• _Exercise_
Character for character, give back every line below.

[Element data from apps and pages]

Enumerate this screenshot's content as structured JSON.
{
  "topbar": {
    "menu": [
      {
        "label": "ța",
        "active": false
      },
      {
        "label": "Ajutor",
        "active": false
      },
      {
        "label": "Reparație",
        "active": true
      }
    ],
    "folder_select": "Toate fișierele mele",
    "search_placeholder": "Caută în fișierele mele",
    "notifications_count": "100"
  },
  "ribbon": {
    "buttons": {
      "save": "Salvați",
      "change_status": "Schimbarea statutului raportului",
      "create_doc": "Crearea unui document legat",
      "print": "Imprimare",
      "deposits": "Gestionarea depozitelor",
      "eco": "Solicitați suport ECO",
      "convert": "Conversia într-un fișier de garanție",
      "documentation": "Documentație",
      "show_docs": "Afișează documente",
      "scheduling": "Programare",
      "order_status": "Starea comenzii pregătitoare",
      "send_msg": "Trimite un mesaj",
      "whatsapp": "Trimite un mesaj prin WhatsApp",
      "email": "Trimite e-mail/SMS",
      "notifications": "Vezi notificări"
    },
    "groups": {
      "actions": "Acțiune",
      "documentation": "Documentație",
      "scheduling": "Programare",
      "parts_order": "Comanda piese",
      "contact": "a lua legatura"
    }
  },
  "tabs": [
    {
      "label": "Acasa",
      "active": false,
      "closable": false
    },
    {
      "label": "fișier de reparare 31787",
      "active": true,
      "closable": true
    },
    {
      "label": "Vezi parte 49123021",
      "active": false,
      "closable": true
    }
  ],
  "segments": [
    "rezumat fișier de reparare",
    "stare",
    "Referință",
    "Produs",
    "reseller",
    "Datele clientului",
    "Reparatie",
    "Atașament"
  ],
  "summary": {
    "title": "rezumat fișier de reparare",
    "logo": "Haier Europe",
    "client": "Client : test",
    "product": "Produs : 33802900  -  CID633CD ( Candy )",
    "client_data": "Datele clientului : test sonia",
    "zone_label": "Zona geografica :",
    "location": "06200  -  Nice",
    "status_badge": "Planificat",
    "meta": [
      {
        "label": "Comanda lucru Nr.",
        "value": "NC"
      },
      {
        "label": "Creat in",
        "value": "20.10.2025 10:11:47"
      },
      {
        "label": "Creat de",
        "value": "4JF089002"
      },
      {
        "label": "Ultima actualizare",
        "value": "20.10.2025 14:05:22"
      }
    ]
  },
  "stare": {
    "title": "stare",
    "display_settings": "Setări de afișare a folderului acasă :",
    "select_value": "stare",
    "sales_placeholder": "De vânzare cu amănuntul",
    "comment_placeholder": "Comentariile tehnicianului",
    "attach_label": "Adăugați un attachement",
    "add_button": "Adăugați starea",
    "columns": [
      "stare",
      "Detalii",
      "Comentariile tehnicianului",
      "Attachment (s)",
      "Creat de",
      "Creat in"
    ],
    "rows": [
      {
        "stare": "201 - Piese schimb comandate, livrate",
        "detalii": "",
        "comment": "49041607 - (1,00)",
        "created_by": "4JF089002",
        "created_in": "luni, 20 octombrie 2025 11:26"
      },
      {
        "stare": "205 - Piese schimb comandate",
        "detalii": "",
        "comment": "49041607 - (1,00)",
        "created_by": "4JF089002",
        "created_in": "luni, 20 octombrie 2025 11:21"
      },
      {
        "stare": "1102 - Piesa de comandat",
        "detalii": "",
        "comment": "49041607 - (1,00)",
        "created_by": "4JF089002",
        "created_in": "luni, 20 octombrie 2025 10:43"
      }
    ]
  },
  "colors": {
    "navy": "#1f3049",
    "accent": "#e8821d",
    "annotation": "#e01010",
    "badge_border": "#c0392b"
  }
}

• _Reply to the exercise_
Enumerate this screenshot's content as structured JSON.
{
  "topbar": {
    "menu": [
      {
        "label": "ța",
        "active": false
      },
      {
        "label": "Ajutor",
        "active": false
      },
      {
        "label": "Reparație",
        "active": true
      }
    ],
    "folder_select": "Toate fișierele mele",
    "search_placeholder": "Caută în fișierele mele",
    "notifications_count": "100"
  },
  "ribbon": {
    "buttons": {
      "save": "Salvați",
      "change_status": "Schimbarea statutului raportului",
      "create_doc": "Crearea unui document legat",
      "print": "Imprimare",
      "deposits": "Gestionarea depozitelor",
      "eco": "Solicitați suport ECO",
      "convert": "Conversia într-un fișier de garanție",
      "documentation": "Documentație",
      "show_docs": "Afișează documente",
      "scheduling": "Programare",
      "order_status": "Starea comenzii pregătitoare",
      "send_msg": "Trimite un mesaj",
      "whatsapp": "Trimite un mesaj prin WhatsApp",
      "email": "Trimite e-mail/SMS",
      "notifications": "Vezi notificări"
    },
    "groups": {
      "actions": "Acțiune",
      "documentation": "Documentație",
      "scheduling": "Programare",
      "parts_order": "Comanda piese",
      "contact": "a lua legatura"
    }
  },
  "tabs": [
    {
      "label": "Acasa",
      "active": false,
      "closable": false
    },
    {
      "label": "fișier de reparare 31787",
      "active": true,
      "closable": true
    },
    {
      "label": "Vezi parte 49123021",
      "active": false,
      "closable": true
    }
  ],
  "segments": [
    "rezumat fișier de reparare",
    "stare",
    "Referință",
    "Produs",
    "reseller",
    "Datele clientului",
    "Reparatie",
    "Atașament"
  ],
  "summary": {
    "title": "rezumat fișier de reparare",
    "logo": "Haier Europe",
    "client": "Client : test",
    "product": "Produs : 33802900  -  CID633CD ( Candy )",
    "client_data": "Datele clientului : test sonia",
    "zone_label": "Zona geografica :",
    "location": "06200  -  Nice",
    "status_badge": "Planificat",
    "meta": [
      {
        "label": "Comanda lucru Nr.",
        "value": "NC"
      },
      {
        "label": "Creat in",
        "value": "20.10.2025 10:11:47"
      },
      {
        "label": "Creat de",
        "value": "4JF089002"
      },
      {
        "label": "Ultima actualizare",
        "value": "20.10.2025 14:05:22"
      }
    ]
  },
  "stare": {
    "title": "stare",
    "display_settings": "Setări de afișare a folderului acasă :",
    "select_value": "stare",
    "sales_placeholder": "De vânzare cu amănuntul",
    "comment_placeholder": "Comentariile tehnicianului",
    "attach_label": "Adăugați un attachement",
    "add_button": "Adăugați starea",
    "columns": [
      "stare",
      "Detalii",
      "Comentariile tehnicianului",
      "Attachment (s)",
      "Creat de",
      "Creat in"
    ],
    "rows": [
      {
        "stare": "201 - Piese schimb comandate, livrate",
        "detalii": "",
        "comment": "49041607 - (1,00)",
        "created_by": "4JF089002",
        "created_in": "luni, 20 octombrie 2025 11:26"
      },
      {
        "stare": "205 - Piese schimb comandate",
        "detalii": "",
        "comment": "49041607 - (1,00)",
        "created_by": "4JF089002",
        "created_in": "luni, 20 octombrie 2025 11:21"
      },
      {
        "stare": "1102 - Piesa de comandat",
        "detalii": "",
        "comment": "49041607 - (1,00)",
        "created_by": "4JF089002",
        "created_in": "luni, 20 octombrie 2025 10:43"
      }
    ]
  },
  "colors": {
    "navy": "#1f3049",
    "accent": "#e8821d",
    "annotation": "#e01010",
    "badge_border": "#c0392b"
  }
}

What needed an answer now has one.